Nitix server suits “one-person IT department”


Author: Tina Gasperson

Recently, Standard Air and Lite, an HVAC wholesaler in Pennsylvania, moved its Web presence and email software from a Sun Cobalt Qube 3 server appliance to a Linux-based Nitix server. The company is so satisfied with the new system’s reliability that it is considering adding an intranet and hosting it on another Nitix machine.

Standard Air and Lite is a wholesale supplier and regional distribution center for the Carrier and Payne brands of HVAC equipment. The company does about $40 million in sales each year, and has remote offices throughout Pennsylvania and in West Virginia.

Rita Palmer, Standard’s network administrator for 15 years, runs the entire company on three servers. “We have an RS/6000 for internal applications, a supplemental server that catches the spam, and now the Nitix server to host our Web stuff and get our email.”

Palmer was perfectly happy with the Qube 3, but early in 2005, the machine was “dying,” and Sun was no longer manufacturing the appliance. She checked with her hardware vendor, DataMatrix, and they recommended a Nitix appliance.

“I needed something reliable,” Palmer says. “We installed this in one day. It’s very reliable. There’s lower maintenance [than with the Qube] and I get more information when I use the Web interface.”

Palmer found that there’s not much of a learning curve when it comes to keeping the Nitix appliance up and running. The only challenge she faced during the implementation was getting Standard’s Fusion database ported from Sun to Linux. Once that was done, it only took a week to transfer the entire Web infrastructure to the new server.

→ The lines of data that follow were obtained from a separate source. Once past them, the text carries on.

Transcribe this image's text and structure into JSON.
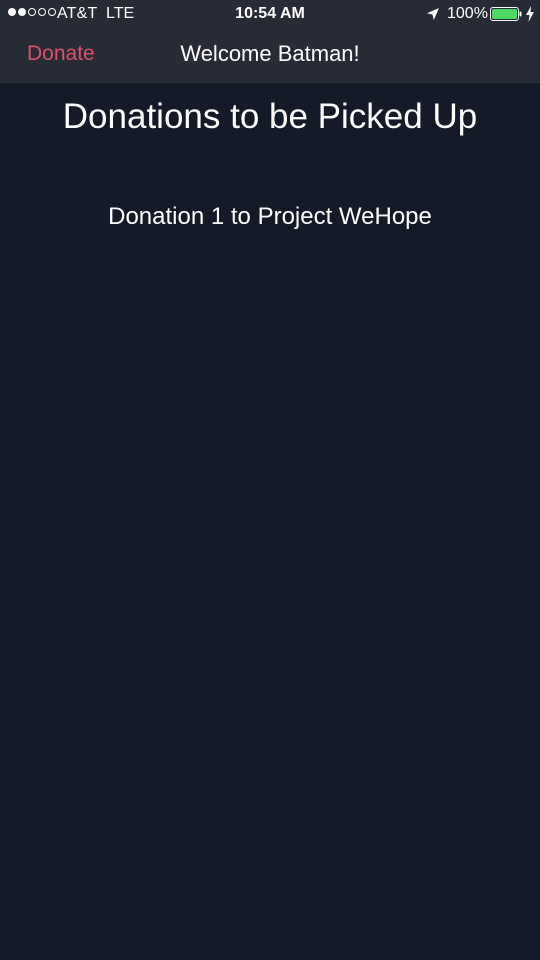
{
  "status_bar": {
    "signal_filled": 2,
    "signal_empty": 3,
    "carrier": "AT&T",
    "network": "LTE",
    "time": "10:54 AM",
    "battery_percent": "100%",
    "location_icon": "location-arrow-icon",
    "battery_icon": "battery-full-icon",
    "charging_icon": "charging-bolt-icon",
    "battery_color": "#4cd964"
  },
  "nav": {
    "left_button": "Donate",
    "title": "Welcome Batman!",
    "accent_color": "#d9516a"
  },
  "main": {
    "title": "Donations to be Picked Up",
    "donations": [
      {
        "label": "Donation 1 to Project WeHope"
      }
    ]
  }
}
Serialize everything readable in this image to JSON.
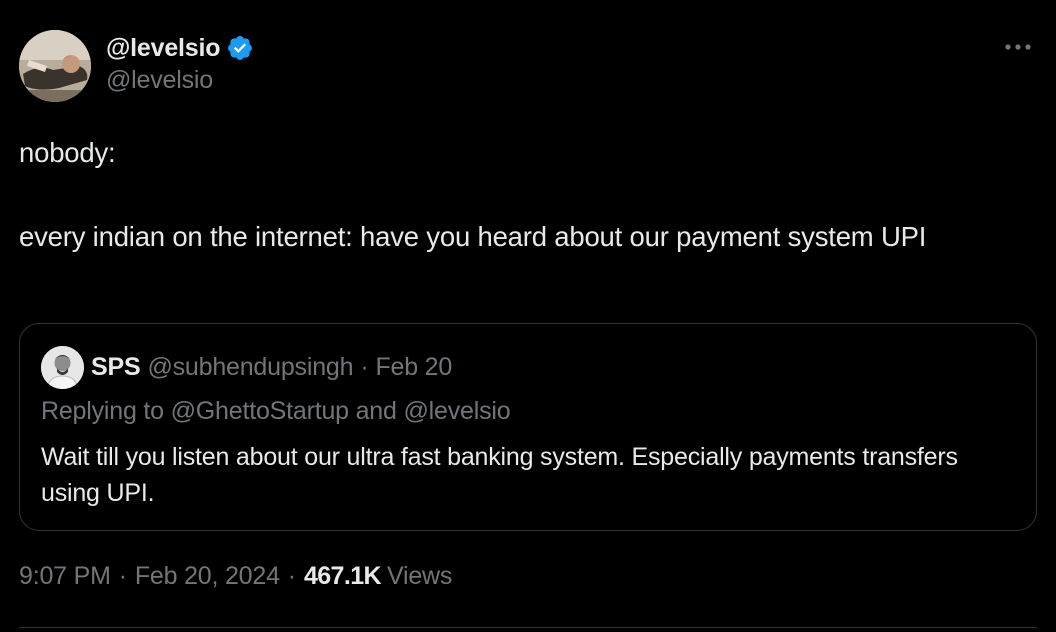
{
  "author": {
    "display_name": "@levelsio",
    "handle": "@levelsio",
    "verified_icon": "verified-badge-icon",
    "verified_color": "#1d9bf0",
    "avatar_icon": "profile-photo"
  },
  "menu": {
    "icon": "more-horizontal-icon"
  },
  "tweet": {
    "line1": "nobody:",
    "line2": "every indian on the internet: have you heard about our payment system UPI"
  },
  "quote": {
    "avatar_icon": "profile-photo",
    "name": "SPS",
    "handle": "@subhendupsingh",
    "separator": "·",
    "date": "Feb 20",
    "replying_prefix": "Replying to ",
    "replying_mention_1": "@GhettoStartup",
    "replying_and": " and ",
    "replying_mention_2": "@levelsio",
    "text": "Wait till you listen about our ultra fast banking system. Especially payments transfers using UPI."
  },
  "meta": {
    "time": "9:07 PM",
    "separator": "·",
    "date": "Feb 20, 2024",
    "views_count": "467.1K",
    "views_label": "Views"
  },
  "colors": {
    "background": "#000000",
    "text_primary": "#e7e9ea",
    "text_secondary": "#71767b",
    "border": "#2f3336"
  }
}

So far, Palmer is happy with the switch. “It’s much less expensive to keep it supported. With the previous system, I had to pay a lot of support charges to DataMatrix.” She’s also found the Nitix system is much easier for someone with limited command line interface experience. “I don’t need to get the Linux command book out,” Palmer says. “I’m a one-person IT department, and as much as I love to learn, there’s just not enough time in the day. I had to do a little bit more of that on the Cobalt.”

“I think Linux is a much more secure operating system and I don’t have to worry about too many updates,” Palmer says. But a voluntary update may be in the works for Standard Air and Lite soon. “A company intranet is something I’d like to look into, and use a Nitix server for that.”


  • Software